Snider had a solid year for the Mets in 1963, earning the privilege of representing them at the All-Star Game. However, his .243 batting average, 14 home runs and 45 RBI were far below the standards he established during his best years with the Dodgers. He played just one more season, finishing his major league career with the San Francisco Giants.
While you can find presentable copies of this baseball card for $5 or less, it is more expensive in top condition. Graded copies that earned the PSA 8 rating have recently sold between $47.50 and $68.
I have little interest in writing about the current New York Mets team after the last week, and fortunately I missed most of this weekend’s Subway Series disaster anyway. (I do want to share some photos and thoughts from this weekend’s Binghamton Mets vs. Trenton Thunder series, but that will have to wait until tonight.)
Instead, let me show off two of the newest additions to my baseball card collection. On the left is a 1963 Topps card showing former Dodgers teammates Duke Snider and Gil Hodges as “Friendly Foes” (Both were teammates on the Mets in 1963 for a short while before Hodges was traded to the Washington Senators.)
On the right is a 2011 Bowman Sterling card of New York Mets prospect Zack Wheeler. I’ve actually had the card for a little while, but I was able to add an autograph on Sunday. The hope is that Wheeler will be a key part of the Mets starting rotation in 2014 and beyond. Time will tell.
Thanks to its unique and colorful design, the 1972 Topps baseball card set is my favorite from that decade.

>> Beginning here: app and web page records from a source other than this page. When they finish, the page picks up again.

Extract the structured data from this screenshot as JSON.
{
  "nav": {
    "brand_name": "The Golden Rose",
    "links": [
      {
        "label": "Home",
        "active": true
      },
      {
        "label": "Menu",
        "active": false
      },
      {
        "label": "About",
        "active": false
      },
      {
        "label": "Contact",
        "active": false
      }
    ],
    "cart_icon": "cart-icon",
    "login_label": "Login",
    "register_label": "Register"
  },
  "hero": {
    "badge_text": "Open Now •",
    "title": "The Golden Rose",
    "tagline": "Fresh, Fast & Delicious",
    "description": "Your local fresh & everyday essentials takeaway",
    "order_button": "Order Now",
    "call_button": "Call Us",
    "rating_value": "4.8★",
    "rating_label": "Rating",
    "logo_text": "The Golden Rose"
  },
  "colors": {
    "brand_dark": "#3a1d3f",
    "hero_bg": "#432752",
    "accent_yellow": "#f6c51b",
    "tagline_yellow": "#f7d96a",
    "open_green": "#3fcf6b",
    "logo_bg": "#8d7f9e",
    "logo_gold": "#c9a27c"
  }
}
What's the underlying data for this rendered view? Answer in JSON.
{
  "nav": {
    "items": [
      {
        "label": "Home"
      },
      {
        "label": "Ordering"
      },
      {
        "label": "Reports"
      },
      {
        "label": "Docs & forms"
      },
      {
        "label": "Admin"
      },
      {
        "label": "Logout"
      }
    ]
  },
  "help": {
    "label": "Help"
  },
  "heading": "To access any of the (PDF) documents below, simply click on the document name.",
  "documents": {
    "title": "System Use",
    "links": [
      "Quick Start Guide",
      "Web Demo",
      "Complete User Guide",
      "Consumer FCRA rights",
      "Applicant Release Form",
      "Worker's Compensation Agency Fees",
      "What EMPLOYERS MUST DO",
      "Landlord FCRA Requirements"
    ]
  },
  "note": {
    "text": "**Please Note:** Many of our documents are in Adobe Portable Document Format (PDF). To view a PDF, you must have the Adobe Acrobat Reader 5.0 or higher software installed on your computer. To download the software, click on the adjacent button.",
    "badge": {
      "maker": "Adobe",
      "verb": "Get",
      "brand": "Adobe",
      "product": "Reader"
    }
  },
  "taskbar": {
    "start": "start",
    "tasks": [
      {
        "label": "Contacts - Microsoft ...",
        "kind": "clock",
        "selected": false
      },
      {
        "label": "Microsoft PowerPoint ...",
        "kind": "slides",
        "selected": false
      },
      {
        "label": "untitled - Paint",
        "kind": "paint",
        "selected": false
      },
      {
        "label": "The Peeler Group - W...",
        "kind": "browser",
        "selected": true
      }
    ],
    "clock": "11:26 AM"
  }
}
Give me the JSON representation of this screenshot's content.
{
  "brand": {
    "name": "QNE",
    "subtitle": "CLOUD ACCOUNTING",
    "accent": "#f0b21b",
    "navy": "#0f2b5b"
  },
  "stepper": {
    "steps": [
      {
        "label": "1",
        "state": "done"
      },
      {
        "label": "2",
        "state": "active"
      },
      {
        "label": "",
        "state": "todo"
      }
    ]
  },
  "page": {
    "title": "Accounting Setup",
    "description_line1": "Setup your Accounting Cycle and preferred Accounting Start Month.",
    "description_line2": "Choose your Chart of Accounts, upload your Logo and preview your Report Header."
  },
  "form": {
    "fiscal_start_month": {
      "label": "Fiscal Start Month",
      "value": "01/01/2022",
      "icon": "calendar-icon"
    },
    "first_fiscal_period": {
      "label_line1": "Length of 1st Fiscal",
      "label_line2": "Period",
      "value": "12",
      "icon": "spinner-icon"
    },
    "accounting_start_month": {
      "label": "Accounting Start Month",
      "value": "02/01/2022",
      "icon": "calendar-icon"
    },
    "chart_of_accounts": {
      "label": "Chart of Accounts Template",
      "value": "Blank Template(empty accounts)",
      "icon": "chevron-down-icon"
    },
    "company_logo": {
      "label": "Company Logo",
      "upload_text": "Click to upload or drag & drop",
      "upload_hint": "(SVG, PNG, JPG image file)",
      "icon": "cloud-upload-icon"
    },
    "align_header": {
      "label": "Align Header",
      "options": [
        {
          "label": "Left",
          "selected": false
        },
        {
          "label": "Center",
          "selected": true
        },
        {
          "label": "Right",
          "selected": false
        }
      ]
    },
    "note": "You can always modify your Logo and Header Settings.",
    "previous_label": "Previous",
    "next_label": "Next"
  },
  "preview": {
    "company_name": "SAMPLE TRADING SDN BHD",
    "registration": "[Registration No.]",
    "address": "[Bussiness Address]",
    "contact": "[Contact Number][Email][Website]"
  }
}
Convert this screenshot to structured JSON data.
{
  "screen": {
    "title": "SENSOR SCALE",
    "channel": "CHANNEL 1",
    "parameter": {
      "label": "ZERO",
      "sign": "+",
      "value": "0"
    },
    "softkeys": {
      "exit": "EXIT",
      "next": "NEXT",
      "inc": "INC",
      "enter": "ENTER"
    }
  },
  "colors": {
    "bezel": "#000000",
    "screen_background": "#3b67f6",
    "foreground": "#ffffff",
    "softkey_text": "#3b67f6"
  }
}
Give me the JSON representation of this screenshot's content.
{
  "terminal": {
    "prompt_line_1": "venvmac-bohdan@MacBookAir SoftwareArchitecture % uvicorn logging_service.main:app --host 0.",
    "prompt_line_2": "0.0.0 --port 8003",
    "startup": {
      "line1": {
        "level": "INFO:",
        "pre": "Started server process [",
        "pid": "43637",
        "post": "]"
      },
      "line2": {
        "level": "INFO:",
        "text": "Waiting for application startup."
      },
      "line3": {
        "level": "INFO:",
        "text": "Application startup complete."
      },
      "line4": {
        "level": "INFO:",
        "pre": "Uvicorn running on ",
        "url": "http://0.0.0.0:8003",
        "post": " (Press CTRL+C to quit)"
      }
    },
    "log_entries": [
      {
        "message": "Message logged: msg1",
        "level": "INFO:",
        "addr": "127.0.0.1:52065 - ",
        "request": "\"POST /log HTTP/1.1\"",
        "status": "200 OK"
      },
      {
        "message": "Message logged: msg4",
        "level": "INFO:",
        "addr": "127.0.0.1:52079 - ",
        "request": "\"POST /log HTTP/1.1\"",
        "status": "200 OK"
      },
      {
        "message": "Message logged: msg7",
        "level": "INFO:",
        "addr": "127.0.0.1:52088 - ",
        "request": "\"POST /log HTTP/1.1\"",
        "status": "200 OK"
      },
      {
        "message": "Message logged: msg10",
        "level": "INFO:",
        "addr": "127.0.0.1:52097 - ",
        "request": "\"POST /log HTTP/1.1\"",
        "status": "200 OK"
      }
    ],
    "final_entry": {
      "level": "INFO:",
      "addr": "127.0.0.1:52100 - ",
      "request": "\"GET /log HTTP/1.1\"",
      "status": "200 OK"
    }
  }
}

I’m slowly making progress towards completing the New York Mets team set – here are some semi-recent acquisitions:
One of the nice things about blogging is that you get to talk to people that you wouldn’t necessarily have encountered otherwise. And if you blog about baseball cards, sometimes they’ll trade with you.
Sean, a Mets fan who runs a blog called Condition: Poor, told me that he had a couple 1960s cards off of my wantlist. I mailed him a handful of cards off of his wantlist, and thought I’d receive an envelope in the mail last week. Instead, I got a small box of Mets cards including the two I was expecting plus a bunch of surprises. Continue reading “Some new (old) Mets baseball cards”→